◆ INSTRUCTIONS TO FOLLOW ◆
Print the entries exactly as they appear, and omit any images.

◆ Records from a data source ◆
┌──

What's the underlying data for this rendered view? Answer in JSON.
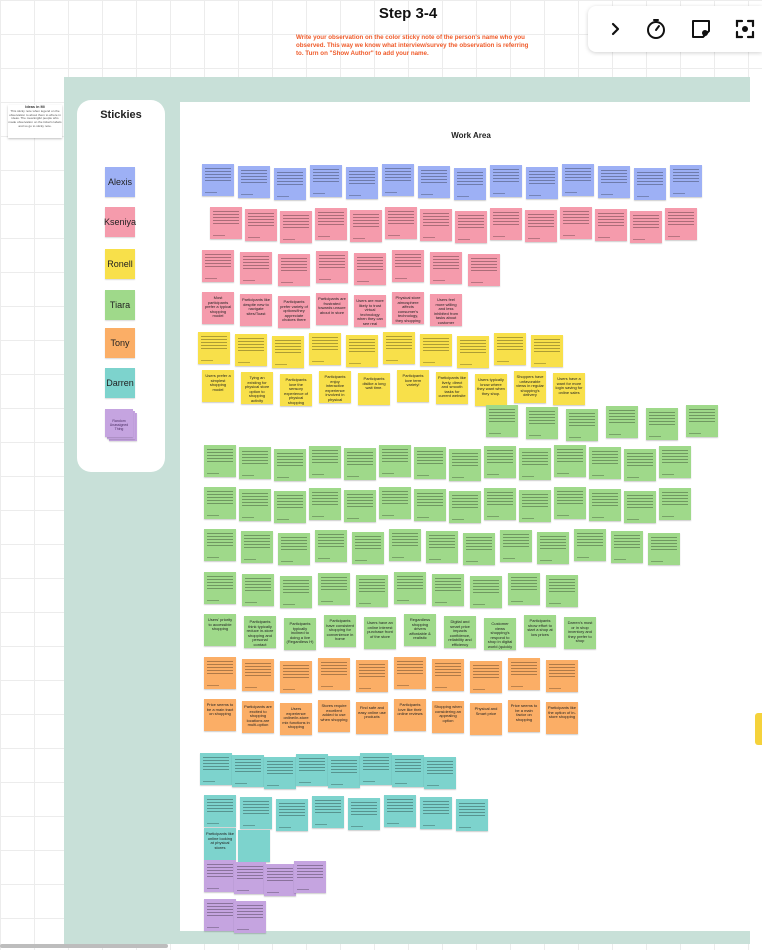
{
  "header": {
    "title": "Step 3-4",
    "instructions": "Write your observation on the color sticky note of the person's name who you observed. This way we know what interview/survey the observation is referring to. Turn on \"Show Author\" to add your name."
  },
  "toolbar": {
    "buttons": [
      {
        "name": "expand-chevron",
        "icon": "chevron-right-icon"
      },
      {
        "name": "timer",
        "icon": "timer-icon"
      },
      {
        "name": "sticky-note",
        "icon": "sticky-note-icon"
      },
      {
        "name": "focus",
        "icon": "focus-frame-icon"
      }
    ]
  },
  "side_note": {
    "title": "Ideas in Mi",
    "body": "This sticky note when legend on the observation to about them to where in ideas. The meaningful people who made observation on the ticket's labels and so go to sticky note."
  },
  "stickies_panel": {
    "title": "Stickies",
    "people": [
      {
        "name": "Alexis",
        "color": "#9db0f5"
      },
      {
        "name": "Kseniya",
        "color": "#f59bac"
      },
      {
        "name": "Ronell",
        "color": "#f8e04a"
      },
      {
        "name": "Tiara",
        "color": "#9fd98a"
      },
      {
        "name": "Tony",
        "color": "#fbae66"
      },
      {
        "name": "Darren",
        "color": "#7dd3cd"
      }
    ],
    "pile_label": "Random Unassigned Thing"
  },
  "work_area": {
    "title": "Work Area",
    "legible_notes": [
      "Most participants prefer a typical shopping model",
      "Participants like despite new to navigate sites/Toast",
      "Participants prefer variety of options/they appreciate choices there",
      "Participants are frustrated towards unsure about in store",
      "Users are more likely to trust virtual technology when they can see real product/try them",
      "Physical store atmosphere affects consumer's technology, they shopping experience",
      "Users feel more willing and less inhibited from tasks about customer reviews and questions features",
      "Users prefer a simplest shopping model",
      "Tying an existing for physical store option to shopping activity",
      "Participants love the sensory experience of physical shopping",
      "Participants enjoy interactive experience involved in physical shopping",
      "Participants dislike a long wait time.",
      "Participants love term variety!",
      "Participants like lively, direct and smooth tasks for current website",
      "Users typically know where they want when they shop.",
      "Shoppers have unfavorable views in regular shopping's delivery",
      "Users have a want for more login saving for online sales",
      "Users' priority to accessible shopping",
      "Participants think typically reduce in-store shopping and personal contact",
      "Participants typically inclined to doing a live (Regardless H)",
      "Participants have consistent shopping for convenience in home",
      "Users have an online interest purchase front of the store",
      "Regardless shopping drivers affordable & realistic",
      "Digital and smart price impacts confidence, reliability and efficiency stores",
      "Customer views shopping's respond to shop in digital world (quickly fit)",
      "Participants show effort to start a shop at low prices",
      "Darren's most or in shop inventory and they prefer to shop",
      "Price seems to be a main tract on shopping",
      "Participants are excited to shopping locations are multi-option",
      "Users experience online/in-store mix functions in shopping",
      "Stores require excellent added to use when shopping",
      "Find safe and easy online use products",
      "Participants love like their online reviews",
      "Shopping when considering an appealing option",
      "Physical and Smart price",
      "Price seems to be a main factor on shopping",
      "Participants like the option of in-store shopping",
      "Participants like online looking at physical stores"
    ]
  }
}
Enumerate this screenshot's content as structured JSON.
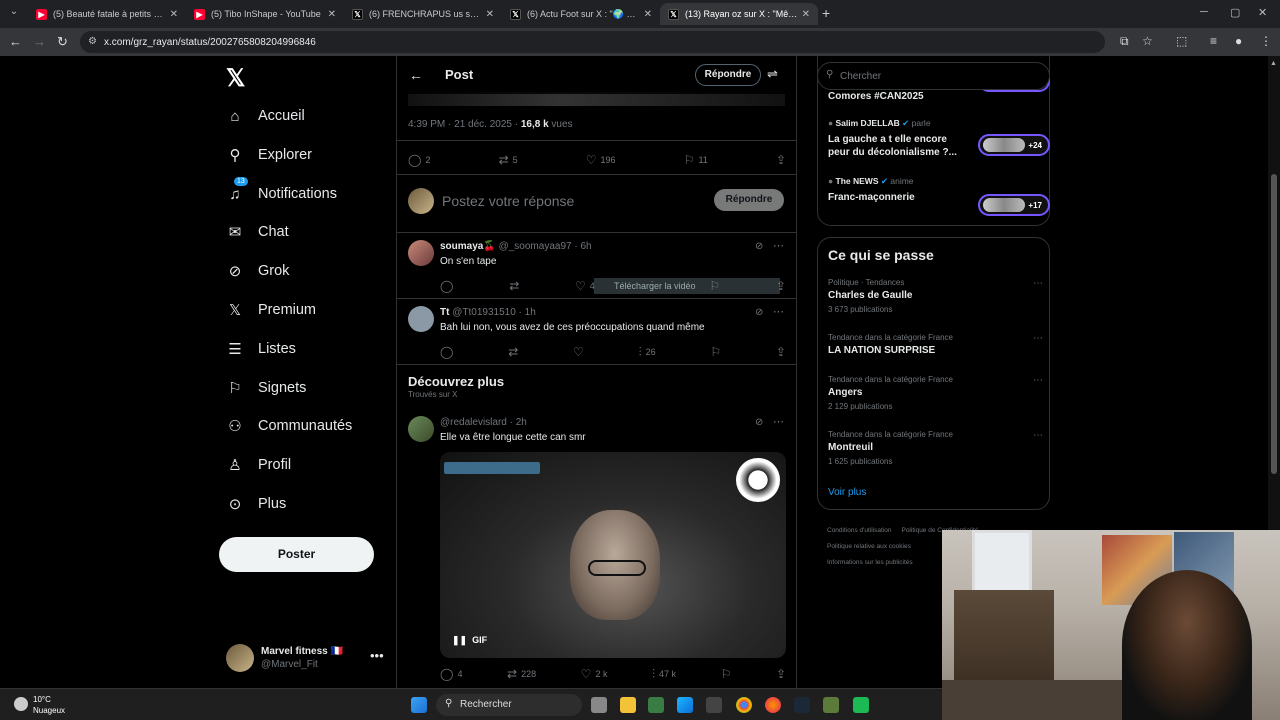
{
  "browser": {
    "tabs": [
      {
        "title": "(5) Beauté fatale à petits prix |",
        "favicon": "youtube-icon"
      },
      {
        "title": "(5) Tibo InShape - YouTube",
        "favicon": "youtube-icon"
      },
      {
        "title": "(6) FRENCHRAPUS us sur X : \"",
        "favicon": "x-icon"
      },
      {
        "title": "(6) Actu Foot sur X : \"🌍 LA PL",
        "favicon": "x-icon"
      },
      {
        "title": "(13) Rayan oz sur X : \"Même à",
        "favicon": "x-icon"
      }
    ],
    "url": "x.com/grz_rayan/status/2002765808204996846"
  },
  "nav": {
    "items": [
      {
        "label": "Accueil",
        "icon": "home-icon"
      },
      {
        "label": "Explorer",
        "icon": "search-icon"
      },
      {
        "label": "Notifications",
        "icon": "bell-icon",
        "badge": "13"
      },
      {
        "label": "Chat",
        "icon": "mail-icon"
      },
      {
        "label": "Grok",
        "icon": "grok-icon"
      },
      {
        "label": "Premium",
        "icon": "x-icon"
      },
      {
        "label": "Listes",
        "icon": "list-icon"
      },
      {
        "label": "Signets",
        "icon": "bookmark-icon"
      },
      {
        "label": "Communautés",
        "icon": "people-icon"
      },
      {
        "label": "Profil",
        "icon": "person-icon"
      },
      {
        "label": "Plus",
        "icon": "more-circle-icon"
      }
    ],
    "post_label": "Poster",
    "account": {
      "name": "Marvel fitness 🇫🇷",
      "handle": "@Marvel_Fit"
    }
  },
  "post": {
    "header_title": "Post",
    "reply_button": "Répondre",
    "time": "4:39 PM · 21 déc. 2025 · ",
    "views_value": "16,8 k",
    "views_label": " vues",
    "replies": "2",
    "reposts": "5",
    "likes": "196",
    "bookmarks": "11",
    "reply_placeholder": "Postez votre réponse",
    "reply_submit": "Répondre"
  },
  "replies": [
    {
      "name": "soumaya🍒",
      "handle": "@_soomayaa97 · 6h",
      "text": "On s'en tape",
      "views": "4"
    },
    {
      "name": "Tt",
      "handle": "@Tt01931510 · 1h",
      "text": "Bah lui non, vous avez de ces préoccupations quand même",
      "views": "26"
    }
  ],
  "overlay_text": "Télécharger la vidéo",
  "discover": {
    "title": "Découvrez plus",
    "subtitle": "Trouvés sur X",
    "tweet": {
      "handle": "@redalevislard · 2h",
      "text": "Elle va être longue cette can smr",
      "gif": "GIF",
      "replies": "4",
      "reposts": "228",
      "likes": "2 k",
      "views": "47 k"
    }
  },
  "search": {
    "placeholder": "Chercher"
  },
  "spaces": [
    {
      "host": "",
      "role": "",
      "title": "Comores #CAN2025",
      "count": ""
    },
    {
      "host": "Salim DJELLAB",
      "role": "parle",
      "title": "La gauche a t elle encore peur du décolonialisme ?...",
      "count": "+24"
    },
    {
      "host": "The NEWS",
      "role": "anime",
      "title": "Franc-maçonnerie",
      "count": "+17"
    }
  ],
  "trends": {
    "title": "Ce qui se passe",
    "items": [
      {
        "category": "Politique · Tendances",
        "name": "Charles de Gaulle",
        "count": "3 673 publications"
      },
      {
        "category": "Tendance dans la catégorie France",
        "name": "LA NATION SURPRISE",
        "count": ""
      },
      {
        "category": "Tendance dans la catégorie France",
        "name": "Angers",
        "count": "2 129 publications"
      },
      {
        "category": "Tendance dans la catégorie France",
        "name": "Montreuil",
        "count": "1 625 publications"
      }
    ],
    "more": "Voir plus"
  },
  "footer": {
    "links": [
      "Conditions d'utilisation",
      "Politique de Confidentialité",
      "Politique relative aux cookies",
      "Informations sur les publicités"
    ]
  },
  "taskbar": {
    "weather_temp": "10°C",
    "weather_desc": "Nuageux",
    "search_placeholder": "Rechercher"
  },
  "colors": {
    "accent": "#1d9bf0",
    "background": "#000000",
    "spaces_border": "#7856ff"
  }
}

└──

◆ THE ANSWER ◆
What's the underlying data for this rendered view? Answer in JSON.
{
  "header": {
    "title": "Step 3-4",
    "instructions": "Write your observation on the color sticky note of the person's name who you observed. This way we know what interview/survey the observation is referring to. Turn on \"Show Author\" to add your name."
  },
  "toolbar": {
    "buttons": [
      {
        "name": "expand-chevron",
        "icon": "chevron-right-icon"
      },
      {
        "name": "timer",
        "icon": "timer-icon"
      },
      {
        "name": "sticky-note",
        "icon": "sticky-note-icon"
      },
      {
        "name": "focus",
        "icon": "focus-frame-icon"
      }
    ]
  },
  "side_note": {
    "title": "Ideas in Mi",
    "body": "This sticky note when legend on the observation to about them to where in ideas. The meaningful people who made observation on the ticket's labels and so go to sticky note."
  },
  "stickies_panel": {
    "title": "Stickies",
    "people": [
      {
        "name": "Alexis",
        "color": "#9db0f5"
      },
      {
        "name": "Kseniya",
        "color": "#f59bac"
      },
      {
        "name": "Ronell",
        "color": "#f8e04a"
      },
      {
        "name": "Tiara",
        "color": "#9fd98a"
      },
      {
        "name": "Tony",
        "color": "#fbae66"
      },
      {
        "name": "Darren",
        "color": "#7dd3cd"
      }
    ],
    "pile_label": "Random Unassigned Thing"
  },
  "work_area": {
    "title": "Work Area",
    "legible_notes": [
      "Most participants prefer a typical shopping model",
      "Participants like despite new to navigate sites/Toast",
      "Participants prefer variety of options/they appreciate choices there",
      "Participants are frustrated towards unsure about in store",
      "Users are more likely to trust virtual technology when they can see real product/try them",
      "Physical store atmosphere affects consumer's technology, they shopping experience",
      "Users feel more willing and less inhibited from tasks about customer reviews and questions features",
      "Users prefer a simplest shopping model",
      "Tying an existing for physical store option to shopping activity",
      "Participants love the sensory experience of physical shopping",
      "Participants enjoy interactive experience involved in physical shopping",
      "Participants dislike a long wait time.",
      "Participants love term variety!",
      "Participants like lively, direct and smooth tasks for current website",
      "Users typically know where they want when they shop.",
      "Shoppers have unfavorable views in regular shopping's delivery",
      "Users have a want for more login saving for online sales",
      "Users' priority to accessible shopping",
      "Participants think typically reduce in-store shopping and personal contact",
      "Participants typically inclined to doing a live (Regardless H)",
      "Participants have consistent shopping for convenience in home",
      "Users have an online interest purchase front of the store",
      "Regardless shopping drivers affordable & realistic",
      "Digital and smart price impacts confidence, reliability and efficiency stores",
      "Customer views shopping's respond to shop in digital world (quickly fit)",
      "Participants show effort to start a shop at low prices",
      "Darren's most or in shop inventory and they prefer to shop",
      "Price seems to be a main tract on shopping",
      "Participants are excited to shopping locations are multi-option",
      "Users experience online/in-store mix functions in shopping",
      "Stores require excellent added to use when shopping",
      "Find safe and easy online use products",
      "Participants love like their online reviews",
      "Shopping when considering an appealing option",
      "Physical and Smart price",
      "Price seems to be a main factor on shopping",
      "Participants like the option of in-store shopping",
      "Participants like online looking at physical stores"
    ]
  }
}
Enumerate this screenshot's content as structured JSON.
{
  "browser": {
    "tabs": [
      {
        "title": "(5) Beauté fatale à petits prix |",
        "favicon": "youtube-icon"
      },
      {
        "title": "(5) Tibo InShape - YouTube",
        "favicon": "youtube-icon"
      },
      {
        "title": "(6) FRENCHRAPUS us sur X : \"",
        "favicon": "x-icon"
      },
      {
        "title": "(6) Actu Foot sur X : \"🌍 LA PL",
        "favicon": "x-icon"
      },
      {
        "title": "(13) Rayan oz sur X : \"Même à",
        "favicon": "x-icon"
      }
    ],
    "url": "x.com/grz_rayan/status/2002765808204996846"
  },
  "nav": {
    "items": [
      {
        "label": "Accueil",
        "icon": "home-icon"
      },
      {
        "label": "Explorer",
        "icon": "search-icon"
      },
      {
        "label": "Notifications",
        "icon": "bell-icon",
        "badge": "13"
      },
      {
        "label": "Chat",
        "icon": "mail-icon"
      },
      {
        "label": "Grok",
        "icon": "grok-icon"
      },
      {
        "label": "Premium",
        "icon": "x-icon"
      },
      {
        "label": "Listes",
        "icon": "list-icon"
      },
      {
        "label": "Signets",
        "icon": "bookmark-icon"
      },
      {
        "label": "Communautés",
        "icon": "people-icon"
      },
      {
        "label": "Profil",
        "icon": "person-icon"
      },
      {
        "label": "Plus",
        "icon": "more-circle-icon"
      }
    ],
    "post_label": "Poster",
    "account": {
      "name": "Marvel fitness 🇫🇷",
      "handle": "@Marvel_Fit"
    }
  },
  "post": {
    "header_title": "Post",
    "reply_button": "Répondre",
    "time": "4:39 PM · 21 déc. 2025 · ",
    "views_value": "16,8 k",
    "views_label": " vues",
    "replies": "2",
    "reposts": "5",
    "likes": "196",
    "bookmarks": "11",
    "reply_placeholder": "Postez votre réponse",
    "reply_submit": "Répondre"
  },
  "replies": [
    {
      "name": "soumaya🍒",
      "handle": "@_soomayaa97 · 6h",
      "text": "On s'en tape",
      "views": "4"
    },
    {
      "name": "Tt",
      "handle": "@Tt01931510 · 1h",
      "text": "Bah lui non, vous avez de ces préoccupations quand même",
      "views": "26"
    }
  ],
  "overlay_text": "Télécharger la vidéo",
  "discover": {
    "title": "Découvrez plus",
    "subtitle": "Trouvés sur X",
    "tweet": {
      "handle": "@redalevislard · 2h",
      "text": "Elle va être longue cette can smr",
      "gif": "GIF",
      "replies": "4",
      "reposts": "228",
      "likes": "2 k",
      "views": "47 k"
    }
  },
  "search": {
    "placeholder": "Chercher"
  },
  "spaces": [
    {
      "host": "",
      "role": "",
      "title": "Comores #CAN2025",
      "count": ""
    },
    {
      "host": "Salim DJELLAB",
      "role": "parle",
      "title": "La gauche a t elle encore peur du décolonialisme ?...",
      "count": "+24"
    },
    {
      "host": "The NEWS",
      "role": "anime",
      "title": "Franc-maçonnerie",
      "count": "+17"
    }
  ],
  "trends": {
    "title": "Ce qui se passe",
    "items": [
      {
        "category": "Politique · Tendances",
        "name": "Charles de Gaulle",
        "count": "3 673 publications"
      },
      {
        "category": "Tendance dans la catégorie France",
        "name": "LA NATION SURPRISE",
        "count": ""
      },
      {
        "category": "Tendance dans la catégorie France",
        "name": "Angers",
        "count": "2 129 publications"
      },
      {
        "category": "Tendance dans la catégorie France",
        "name": "Montreuil",
        "count": "1 625 publications"
      }
    ],
    "more": "Voir plus"
  },
  "footer": {
    "links": [
      "Conditions d'utilisation",
      "Politique de Confidentialité",
      "Politique relative aux cookies",
      "Informations sur les publicités"
    ]
  },
  "taskbar": {
    "weather_temp": "10°C",
    "weather_desc": "Nuageux",
    "search_placeholder": "Rechercher"
  },
  "colors": {
    "accent": "#1d9bf0",
    "background": "#000000",
    "spaces_border": "#7856ff"
  }
}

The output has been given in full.